Google Groups Complies With CAN-SPAM FCC Policy

Out here at Techie Buzz, we have been using Google Groups to communicate a lot within the team, however, quite recently Google Groups started adding a message to the footer of the first message sent out to subscribed email addresses, which is similar to the one below.

To unsubscribe from this group, send email to groupname+unsubscribegooglegroups.com or reply to this email with the words “REMOVE ME” as the subject.

The new addition is most probably an introduction to comply with the FCC Spam policy, which mandates companies/corporations to add a unsubscribe link or notice to the bottom of every email which is sent out by them.

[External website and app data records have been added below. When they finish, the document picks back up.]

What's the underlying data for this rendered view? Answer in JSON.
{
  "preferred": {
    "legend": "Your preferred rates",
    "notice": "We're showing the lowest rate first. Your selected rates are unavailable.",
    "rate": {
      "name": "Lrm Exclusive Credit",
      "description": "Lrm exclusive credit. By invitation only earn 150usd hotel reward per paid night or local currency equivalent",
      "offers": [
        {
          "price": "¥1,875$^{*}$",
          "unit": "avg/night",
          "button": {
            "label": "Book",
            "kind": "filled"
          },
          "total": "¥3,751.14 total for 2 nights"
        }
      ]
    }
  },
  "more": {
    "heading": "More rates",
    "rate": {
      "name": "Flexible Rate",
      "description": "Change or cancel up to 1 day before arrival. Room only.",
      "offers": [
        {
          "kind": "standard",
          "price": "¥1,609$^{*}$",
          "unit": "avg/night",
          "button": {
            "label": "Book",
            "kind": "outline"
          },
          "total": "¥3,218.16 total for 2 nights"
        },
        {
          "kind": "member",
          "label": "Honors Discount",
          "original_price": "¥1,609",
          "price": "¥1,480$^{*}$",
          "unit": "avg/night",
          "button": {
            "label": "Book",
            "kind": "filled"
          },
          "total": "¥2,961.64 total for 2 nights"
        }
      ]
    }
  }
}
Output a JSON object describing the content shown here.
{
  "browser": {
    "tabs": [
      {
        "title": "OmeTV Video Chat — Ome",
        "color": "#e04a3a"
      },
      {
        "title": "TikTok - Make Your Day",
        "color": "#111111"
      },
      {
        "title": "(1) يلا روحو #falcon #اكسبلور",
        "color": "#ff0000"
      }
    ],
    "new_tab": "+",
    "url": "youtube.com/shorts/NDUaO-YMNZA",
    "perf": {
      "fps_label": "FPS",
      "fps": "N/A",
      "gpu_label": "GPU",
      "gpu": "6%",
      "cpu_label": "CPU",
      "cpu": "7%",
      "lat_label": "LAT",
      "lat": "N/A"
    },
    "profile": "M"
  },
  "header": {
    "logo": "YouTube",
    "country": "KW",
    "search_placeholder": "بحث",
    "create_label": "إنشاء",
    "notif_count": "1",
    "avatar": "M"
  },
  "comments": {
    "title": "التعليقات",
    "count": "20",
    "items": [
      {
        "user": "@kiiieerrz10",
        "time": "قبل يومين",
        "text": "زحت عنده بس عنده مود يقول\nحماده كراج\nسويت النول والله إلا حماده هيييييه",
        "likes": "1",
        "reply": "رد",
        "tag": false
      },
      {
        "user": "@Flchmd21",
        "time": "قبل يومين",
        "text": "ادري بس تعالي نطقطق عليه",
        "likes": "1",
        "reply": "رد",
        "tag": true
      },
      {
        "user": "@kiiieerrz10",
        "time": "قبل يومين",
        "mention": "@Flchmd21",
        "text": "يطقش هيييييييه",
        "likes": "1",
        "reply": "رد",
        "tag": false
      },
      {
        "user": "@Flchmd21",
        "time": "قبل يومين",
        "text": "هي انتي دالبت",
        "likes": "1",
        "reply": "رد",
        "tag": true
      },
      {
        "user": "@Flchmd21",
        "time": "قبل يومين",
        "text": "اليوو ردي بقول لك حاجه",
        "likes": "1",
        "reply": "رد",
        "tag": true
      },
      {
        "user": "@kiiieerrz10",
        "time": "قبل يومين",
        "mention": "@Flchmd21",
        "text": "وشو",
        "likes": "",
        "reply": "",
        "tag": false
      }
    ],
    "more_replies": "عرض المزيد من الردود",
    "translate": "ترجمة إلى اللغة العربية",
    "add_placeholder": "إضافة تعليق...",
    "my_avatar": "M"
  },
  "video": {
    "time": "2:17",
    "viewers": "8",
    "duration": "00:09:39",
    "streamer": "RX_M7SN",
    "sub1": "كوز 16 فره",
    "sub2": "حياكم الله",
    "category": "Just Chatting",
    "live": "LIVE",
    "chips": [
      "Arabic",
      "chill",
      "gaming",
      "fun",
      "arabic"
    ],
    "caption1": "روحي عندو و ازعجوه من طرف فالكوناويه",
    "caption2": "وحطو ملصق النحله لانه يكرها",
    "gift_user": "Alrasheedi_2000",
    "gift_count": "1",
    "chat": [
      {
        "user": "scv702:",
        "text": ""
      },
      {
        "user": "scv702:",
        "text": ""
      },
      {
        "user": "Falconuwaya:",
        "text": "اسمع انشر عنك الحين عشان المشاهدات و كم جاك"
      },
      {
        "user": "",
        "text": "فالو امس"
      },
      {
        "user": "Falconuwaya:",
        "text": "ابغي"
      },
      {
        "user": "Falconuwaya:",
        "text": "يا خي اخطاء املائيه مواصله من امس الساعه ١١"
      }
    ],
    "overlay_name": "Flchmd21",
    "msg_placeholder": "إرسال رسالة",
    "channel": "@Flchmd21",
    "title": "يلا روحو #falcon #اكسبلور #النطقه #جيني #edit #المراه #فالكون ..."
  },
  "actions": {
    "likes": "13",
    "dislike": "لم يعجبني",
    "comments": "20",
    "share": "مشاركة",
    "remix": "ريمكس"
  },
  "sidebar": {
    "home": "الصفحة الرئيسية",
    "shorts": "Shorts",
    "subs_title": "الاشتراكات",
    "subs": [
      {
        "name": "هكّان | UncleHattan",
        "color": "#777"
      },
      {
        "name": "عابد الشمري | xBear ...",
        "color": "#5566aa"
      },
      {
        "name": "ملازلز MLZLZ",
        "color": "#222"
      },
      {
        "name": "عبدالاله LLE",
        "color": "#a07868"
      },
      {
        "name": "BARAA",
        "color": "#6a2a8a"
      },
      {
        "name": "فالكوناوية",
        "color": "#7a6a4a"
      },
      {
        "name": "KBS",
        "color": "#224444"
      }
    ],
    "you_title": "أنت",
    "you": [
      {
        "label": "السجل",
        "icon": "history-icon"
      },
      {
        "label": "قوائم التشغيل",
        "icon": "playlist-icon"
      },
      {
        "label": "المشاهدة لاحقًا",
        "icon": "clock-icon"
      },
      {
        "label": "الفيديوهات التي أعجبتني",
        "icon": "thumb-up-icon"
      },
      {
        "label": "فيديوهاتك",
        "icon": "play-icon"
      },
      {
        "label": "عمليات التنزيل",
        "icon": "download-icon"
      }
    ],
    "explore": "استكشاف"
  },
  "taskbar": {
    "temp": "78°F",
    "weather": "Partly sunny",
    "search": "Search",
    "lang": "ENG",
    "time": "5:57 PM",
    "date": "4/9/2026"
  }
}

If users receive mass-mailers and do not see an unsubscribe link, they can report the company or email to FCC at their CAN-SPAM website, which will then take due action and fine the said company.

Google Groups seems to have been complying with the unsubscribe policy for the past few days, but it looks like their team did it in an hurry since they messed up the Grammar in the unsubscribe notice. The text should have been “send an email”.

Did the FCC rap you too hard, or was it just something your spell/grammar checker missed out on? By the way, we do have a list of several online grammar and readability checkers which could come in handy.